Supplied material: Begin

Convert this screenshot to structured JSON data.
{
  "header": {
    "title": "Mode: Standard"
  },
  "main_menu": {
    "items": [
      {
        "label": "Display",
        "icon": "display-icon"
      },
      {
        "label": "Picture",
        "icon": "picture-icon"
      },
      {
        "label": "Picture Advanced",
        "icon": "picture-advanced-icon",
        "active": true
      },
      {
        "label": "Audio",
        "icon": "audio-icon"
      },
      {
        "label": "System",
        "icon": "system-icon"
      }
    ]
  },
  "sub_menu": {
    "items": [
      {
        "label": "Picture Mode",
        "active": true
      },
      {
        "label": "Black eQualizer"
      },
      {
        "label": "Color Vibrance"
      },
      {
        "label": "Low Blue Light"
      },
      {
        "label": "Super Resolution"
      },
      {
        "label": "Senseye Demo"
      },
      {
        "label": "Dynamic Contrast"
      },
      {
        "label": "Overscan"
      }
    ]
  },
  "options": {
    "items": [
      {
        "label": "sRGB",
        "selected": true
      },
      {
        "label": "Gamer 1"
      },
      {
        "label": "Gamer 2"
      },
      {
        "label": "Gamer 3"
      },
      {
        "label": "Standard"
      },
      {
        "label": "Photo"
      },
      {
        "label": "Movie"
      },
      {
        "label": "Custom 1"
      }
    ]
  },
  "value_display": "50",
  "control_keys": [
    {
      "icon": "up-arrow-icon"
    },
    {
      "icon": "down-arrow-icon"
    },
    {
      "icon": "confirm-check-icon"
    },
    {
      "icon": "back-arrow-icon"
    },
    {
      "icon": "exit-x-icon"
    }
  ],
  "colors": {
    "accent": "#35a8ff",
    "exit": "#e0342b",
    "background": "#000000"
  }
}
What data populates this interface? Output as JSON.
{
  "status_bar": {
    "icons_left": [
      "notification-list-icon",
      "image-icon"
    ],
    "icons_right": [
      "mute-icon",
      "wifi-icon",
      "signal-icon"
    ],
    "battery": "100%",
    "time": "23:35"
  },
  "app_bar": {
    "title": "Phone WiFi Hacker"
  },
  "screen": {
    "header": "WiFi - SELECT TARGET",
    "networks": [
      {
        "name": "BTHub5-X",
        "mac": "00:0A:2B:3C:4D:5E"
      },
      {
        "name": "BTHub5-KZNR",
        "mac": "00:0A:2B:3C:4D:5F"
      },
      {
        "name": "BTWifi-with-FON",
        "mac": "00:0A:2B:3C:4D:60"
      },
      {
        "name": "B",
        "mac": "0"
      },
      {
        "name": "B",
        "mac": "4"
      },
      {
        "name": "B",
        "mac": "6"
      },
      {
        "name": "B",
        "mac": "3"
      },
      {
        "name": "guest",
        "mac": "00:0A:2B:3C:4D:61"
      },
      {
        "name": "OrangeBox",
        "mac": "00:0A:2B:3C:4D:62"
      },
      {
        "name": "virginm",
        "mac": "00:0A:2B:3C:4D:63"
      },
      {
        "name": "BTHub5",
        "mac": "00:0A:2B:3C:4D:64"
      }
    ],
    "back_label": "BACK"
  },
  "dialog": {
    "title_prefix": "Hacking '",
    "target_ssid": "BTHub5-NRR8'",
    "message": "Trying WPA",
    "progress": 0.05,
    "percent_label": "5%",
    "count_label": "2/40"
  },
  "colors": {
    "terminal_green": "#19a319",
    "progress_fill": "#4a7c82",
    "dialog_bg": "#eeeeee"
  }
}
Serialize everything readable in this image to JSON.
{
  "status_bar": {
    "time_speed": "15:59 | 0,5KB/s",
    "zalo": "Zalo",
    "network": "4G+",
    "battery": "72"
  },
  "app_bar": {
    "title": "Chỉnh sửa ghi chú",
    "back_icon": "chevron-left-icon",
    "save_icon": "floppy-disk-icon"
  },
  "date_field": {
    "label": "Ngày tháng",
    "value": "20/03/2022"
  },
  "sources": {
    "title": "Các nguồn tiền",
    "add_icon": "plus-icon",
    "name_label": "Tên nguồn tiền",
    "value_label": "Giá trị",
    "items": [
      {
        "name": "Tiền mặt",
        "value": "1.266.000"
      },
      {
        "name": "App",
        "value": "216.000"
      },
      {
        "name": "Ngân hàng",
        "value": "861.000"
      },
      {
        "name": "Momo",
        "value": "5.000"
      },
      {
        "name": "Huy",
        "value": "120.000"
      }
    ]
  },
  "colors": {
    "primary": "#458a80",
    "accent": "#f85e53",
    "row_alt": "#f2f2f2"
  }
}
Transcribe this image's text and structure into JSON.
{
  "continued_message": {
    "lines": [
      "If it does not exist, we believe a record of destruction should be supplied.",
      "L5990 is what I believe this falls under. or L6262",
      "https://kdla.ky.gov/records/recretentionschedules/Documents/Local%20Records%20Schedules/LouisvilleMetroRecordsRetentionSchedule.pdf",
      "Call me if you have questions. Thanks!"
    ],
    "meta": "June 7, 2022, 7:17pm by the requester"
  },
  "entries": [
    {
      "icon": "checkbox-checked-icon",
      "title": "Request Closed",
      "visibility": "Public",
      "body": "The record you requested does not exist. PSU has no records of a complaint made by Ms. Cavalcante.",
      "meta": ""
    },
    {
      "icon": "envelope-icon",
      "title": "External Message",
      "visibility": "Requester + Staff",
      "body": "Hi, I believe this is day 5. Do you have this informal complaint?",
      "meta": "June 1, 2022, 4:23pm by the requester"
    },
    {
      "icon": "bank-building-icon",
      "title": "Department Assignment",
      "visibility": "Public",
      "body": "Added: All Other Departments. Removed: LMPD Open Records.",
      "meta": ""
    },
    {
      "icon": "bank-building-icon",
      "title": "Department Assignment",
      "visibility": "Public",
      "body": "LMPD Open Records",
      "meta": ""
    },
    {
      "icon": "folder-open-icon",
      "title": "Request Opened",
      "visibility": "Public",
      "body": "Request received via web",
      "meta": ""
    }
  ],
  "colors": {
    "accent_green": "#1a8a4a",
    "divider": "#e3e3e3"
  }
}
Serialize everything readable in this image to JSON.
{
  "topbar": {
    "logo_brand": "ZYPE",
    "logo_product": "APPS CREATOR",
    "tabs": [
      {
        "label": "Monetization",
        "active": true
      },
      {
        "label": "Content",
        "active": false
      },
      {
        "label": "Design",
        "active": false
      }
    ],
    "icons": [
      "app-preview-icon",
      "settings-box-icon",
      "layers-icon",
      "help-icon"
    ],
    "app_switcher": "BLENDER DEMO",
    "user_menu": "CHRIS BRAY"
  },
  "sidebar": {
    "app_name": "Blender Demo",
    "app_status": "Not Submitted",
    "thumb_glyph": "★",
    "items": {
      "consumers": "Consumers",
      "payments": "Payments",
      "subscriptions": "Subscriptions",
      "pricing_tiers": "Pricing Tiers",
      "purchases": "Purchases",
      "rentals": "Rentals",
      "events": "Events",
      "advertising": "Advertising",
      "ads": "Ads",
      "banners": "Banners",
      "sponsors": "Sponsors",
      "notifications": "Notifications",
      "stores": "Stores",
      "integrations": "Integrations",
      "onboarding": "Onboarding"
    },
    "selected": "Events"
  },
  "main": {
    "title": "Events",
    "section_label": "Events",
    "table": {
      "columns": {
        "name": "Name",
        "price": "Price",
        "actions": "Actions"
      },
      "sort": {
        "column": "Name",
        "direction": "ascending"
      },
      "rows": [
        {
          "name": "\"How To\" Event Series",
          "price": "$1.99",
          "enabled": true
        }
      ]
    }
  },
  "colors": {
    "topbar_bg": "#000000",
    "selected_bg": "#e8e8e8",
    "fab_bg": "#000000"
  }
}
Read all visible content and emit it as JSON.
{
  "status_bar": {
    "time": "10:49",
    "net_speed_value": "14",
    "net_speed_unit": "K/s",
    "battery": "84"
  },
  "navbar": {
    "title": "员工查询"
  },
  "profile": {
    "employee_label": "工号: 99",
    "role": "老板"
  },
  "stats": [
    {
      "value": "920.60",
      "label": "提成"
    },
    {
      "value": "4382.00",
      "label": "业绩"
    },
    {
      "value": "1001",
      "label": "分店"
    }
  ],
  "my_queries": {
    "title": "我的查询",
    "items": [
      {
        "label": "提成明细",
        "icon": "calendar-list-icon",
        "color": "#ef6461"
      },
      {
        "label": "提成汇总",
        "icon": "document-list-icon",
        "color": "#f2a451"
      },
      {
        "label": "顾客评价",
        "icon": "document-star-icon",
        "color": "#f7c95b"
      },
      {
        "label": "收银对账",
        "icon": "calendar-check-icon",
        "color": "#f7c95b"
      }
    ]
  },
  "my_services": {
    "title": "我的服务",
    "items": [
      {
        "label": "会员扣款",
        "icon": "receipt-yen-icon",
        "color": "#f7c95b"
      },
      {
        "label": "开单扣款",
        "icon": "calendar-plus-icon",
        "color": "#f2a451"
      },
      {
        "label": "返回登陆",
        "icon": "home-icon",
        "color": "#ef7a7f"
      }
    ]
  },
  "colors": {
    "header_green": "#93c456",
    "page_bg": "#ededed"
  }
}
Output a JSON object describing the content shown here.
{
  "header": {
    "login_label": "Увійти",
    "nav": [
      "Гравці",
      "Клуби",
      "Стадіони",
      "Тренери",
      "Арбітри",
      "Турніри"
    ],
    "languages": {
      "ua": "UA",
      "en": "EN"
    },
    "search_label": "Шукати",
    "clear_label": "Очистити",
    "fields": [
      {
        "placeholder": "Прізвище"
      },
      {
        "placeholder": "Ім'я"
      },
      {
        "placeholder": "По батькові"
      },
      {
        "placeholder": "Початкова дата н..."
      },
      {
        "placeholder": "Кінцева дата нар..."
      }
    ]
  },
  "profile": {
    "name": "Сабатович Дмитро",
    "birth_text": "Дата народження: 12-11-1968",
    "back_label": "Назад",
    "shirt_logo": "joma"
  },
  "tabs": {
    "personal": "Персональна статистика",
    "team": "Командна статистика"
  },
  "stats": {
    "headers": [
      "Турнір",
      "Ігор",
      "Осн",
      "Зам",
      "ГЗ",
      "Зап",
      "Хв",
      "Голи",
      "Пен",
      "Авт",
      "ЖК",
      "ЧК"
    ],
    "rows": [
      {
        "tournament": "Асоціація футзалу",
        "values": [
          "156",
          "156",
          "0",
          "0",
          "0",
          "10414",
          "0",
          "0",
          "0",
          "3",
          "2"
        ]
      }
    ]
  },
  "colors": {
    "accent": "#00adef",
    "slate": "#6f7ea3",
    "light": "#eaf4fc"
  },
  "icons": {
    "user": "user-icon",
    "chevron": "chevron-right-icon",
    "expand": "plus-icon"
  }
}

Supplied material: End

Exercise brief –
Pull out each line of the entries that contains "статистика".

Result of this exercise –
    "personal": "Персональна статистика",
    "team": "Командна статистика"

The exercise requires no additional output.